Lemma 21.48.3. Let $(\mathcal{C}, \mathcal{O})$ be a ringed site. Let $\mathcal{F}^\bullet $ be a complex of $\mathcal{O}$-modules. If $\mathcal{F}^\bullet $ has a left dual in the monoidal category of complexes of $\mathcal{O}$-modules (Categories, Definition 4.43.5) then for every object $U$ of $\mathcal{C}$ there exists a covering $\{ U_ i \to U\} $ such that $\mathcal{F}^\bullet |_{U_ i}$ is strictly perfect and the left dual is as constructed in Example 21.48.2.

**Proof.**
By uniqueness of left duals (Categories, Remark 4.43.7) we get the final statement provided we show that $\mathcal{F}^\bullet $ is as stated. Let $\mathcal{G}^\bullet , \eta , \epsilon $ be a left dual. Write $\eta = \sum \eta _ n$ and $\epsilon = \sum \epsilon _ n$ where $\eta _ n : \mathcal{O} \to \mathcal{F}^ n \otimes _\mathcal {O} \mathcal{G}^{-n}$ and $\epsilon _ n : \mathcal{G}^{-n} \otimes _\mathcal {O} \mathcal{F}^ n \to \mathcal{O}$. Since $(1 \otimes \epsilon ) \circ (\eta \otimes 1) = \text{id}_{\mathcal{F}^\bullet }$ and $(\epsilon \otimes 1) \circ (1 \otimes \eta ) = \text{id}_{\mathcal{G}^\bullet }$ by Categories, Definition 4.43.5 we see immediately that we have $(1 \otimes \epsilon _ n) \circ (\eta _ n \otimes 1) = \text{id}_{\mathcal{F}^ n}$ and $(\epsilon _ n \otimes 1) \circ (1 \otimes \eta _ n) = \text{id}_{\mathcal{G}^{-n}}$. In other words, we see that $\mathcal{G}^{-n}$ is a left dual of $\mathcal{F}^ n$ and we see that Modules on Sites, Lemma 18.29.2 applies to each $\mathcal{F}^ n$. Let $U$ be an object of $\mathcal{C}$. There exists a covering $\{ U_ i \to U\} $ such that for every $i$ only a finite number of $\eta _ n|_{U_ i}$ are nonzero. Thus after replacing $U$ by $U_ i$ we may assume only a finite number of $\eta _ n|_ U$ are nonzero and by the lemma cited this implies only a finite number of $\mathcal{F}^ n|_ U$ are nonzero. Using the lemma again we can then find a covering $\{ U_ i \to U\} $ such that each $\mathcal{F}^ n|_{U_ i}$ is a direct summand of a finite free $\mathcal{O}$-module and the proof is complete.
$\square$

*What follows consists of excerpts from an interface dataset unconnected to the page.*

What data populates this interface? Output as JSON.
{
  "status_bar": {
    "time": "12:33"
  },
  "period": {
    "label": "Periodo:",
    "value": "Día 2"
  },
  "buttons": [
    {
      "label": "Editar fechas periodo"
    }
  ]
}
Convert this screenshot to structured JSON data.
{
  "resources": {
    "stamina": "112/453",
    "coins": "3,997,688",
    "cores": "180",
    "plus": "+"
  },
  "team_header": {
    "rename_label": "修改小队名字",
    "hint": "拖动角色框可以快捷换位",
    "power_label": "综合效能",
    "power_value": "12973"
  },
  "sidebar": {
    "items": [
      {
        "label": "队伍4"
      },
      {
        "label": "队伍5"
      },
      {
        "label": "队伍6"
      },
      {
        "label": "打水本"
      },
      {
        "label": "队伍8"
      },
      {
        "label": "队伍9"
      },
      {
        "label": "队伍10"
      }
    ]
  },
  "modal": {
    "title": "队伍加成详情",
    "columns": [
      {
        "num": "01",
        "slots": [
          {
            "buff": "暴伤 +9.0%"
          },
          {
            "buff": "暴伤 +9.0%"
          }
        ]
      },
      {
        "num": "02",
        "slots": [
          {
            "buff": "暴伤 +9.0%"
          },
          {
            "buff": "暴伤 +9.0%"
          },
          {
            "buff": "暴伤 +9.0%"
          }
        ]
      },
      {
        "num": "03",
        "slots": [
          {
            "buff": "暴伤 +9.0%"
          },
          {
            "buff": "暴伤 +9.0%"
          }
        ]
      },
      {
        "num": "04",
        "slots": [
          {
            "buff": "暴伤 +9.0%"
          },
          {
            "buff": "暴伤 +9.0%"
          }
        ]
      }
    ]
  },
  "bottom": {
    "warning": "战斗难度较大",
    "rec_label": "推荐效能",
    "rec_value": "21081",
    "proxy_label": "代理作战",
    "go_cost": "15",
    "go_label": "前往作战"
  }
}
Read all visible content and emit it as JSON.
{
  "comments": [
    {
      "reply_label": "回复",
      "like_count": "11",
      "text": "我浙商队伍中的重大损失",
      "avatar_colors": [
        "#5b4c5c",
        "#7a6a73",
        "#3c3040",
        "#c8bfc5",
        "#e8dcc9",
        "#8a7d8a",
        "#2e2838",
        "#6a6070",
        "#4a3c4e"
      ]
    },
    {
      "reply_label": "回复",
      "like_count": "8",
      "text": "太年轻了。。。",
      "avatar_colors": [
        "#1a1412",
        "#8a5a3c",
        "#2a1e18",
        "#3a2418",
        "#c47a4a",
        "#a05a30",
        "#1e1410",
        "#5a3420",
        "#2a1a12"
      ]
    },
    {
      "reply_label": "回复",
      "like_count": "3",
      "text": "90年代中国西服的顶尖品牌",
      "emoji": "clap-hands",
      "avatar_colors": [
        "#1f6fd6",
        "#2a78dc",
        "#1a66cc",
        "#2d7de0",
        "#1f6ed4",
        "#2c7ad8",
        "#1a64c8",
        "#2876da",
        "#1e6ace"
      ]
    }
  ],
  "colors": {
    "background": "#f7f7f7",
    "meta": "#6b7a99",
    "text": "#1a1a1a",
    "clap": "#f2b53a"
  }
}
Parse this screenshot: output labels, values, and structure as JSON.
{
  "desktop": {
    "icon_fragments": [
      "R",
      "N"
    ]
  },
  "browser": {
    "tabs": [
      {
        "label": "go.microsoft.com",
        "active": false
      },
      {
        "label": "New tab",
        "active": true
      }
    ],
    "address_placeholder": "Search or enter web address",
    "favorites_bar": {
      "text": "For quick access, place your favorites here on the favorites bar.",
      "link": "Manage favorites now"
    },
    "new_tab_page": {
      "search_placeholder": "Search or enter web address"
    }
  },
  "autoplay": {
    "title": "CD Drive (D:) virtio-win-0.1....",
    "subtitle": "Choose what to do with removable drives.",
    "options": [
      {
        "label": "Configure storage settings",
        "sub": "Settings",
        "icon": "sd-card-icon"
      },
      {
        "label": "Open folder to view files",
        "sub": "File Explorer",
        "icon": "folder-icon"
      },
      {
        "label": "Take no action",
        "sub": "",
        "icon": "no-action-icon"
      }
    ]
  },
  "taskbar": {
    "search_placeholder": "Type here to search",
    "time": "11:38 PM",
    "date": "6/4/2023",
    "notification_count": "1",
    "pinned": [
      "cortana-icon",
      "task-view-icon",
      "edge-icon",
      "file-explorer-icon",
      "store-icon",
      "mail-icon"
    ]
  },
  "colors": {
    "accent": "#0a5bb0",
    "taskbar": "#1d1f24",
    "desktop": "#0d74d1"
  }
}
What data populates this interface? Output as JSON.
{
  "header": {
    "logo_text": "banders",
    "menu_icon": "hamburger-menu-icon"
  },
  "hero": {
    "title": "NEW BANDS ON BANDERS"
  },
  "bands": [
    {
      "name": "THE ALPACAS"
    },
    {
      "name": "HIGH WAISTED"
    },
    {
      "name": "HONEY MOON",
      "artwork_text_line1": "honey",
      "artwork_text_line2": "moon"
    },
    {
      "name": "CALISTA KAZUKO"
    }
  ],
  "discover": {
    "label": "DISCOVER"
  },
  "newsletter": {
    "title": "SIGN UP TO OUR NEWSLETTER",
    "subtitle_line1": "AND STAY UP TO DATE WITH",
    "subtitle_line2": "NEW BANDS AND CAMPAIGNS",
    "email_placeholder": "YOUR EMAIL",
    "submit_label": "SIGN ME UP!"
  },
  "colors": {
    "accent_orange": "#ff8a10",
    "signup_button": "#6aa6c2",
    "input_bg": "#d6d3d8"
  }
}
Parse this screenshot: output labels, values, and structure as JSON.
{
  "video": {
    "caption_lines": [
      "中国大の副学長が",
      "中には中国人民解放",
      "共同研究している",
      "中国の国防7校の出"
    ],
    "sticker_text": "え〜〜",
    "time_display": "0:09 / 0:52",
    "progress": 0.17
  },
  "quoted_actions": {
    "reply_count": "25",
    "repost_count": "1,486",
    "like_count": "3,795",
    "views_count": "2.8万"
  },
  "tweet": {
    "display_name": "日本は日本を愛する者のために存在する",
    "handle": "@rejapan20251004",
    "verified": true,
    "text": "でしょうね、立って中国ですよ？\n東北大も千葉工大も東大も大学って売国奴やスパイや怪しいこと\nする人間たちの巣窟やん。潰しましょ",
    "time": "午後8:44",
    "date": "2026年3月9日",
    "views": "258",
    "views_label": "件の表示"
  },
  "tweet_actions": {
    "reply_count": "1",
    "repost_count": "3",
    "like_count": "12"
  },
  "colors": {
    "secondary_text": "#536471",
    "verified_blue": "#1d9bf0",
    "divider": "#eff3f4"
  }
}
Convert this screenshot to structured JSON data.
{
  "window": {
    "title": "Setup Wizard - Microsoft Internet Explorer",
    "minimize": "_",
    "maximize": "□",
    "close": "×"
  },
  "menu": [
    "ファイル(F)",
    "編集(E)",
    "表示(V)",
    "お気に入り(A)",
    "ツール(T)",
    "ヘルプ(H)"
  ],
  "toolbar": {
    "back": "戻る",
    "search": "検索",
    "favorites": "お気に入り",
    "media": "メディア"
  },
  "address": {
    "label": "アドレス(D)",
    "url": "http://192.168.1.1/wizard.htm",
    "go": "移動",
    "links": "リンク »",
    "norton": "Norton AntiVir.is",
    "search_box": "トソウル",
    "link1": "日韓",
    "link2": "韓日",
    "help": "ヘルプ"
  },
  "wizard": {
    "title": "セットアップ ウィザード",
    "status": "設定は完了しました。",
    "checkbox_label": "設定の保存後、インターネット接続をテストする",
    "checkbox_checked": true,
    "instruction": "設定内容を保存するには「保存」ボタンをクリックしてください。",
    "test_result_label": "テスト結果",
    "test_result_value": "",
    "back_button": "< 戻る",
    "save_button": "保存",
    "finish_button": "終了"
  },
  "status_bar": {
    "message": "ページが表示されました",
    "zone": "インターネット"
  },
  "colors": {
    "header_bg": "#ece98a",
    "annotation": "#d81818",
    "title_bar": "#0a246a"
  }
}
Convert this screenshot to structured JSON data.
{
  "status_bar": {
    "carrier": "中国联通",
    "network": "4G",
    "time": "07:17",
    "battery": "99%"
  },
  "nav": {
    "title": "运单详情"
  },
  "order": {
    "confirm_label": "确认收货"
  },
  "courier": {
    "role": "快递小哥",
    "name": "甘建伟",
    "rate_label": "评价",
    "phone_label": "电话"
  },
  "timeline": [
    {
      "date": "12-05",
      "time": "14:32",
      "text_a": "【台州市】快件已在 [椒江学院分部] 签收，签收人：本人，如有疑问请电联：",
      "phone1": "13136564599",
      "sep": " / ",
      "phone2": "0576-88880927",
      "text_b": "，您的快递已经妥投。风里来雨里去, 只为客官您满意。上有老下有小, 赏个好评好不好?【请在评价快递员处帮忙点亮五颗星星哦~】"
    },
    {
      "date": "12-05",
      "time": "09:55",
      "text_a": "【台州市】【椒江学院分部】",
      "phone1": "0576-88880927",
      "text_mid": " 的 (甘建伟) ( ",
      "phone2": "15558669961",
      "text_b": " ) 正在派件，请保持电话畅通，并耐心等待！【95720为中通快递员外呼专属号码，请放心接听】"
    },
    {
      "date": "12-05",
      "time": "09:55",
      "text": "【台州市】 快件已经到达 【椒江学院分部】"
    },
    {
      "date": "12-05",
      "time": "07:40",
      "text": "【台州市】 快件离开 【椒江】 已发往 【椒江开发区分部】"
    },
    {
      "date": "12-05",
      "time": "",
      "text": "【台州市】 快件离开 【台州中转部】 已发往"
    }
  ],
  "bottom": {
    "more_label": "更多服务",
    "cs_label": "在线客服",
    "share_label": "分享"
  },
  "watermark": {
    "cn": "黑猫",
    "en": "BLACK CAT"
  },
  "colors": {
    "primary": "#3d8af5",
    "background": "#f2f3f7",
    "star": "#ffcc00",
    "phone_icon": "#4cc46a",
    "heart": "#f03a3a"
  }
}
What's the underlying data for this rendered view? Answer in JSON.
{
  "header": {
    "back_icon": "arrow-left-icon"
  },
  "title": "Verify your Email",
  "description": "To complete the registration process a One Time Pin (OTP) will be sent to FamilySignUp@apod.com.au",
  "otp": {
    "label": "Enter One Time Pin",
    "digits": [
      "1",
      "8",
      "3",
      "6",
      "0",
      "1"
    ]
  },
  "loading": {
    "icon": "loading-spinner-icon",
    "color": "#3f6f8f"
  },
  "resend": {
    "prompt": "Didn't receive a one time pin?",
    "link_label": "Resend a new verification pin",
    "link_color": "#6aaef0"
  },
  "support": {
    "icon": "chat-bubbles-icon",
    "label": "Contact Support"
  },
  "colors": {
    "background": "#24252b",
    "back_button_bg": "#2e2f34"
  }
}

## Post a comment

Your email address will not be published. Required fields are marked.

In your comment you can use Markdown and LaTeX style mathematics (enclose it like `$\pi$`

). A preview option is available if you wish to see how it works out (just click on the eye in the toolbar).

Unfortunately JavaScript is disabled in your browser, so the comment preview function will not work.

All contributions are licensed under the GNU Free Documentation License.

## Comments (0)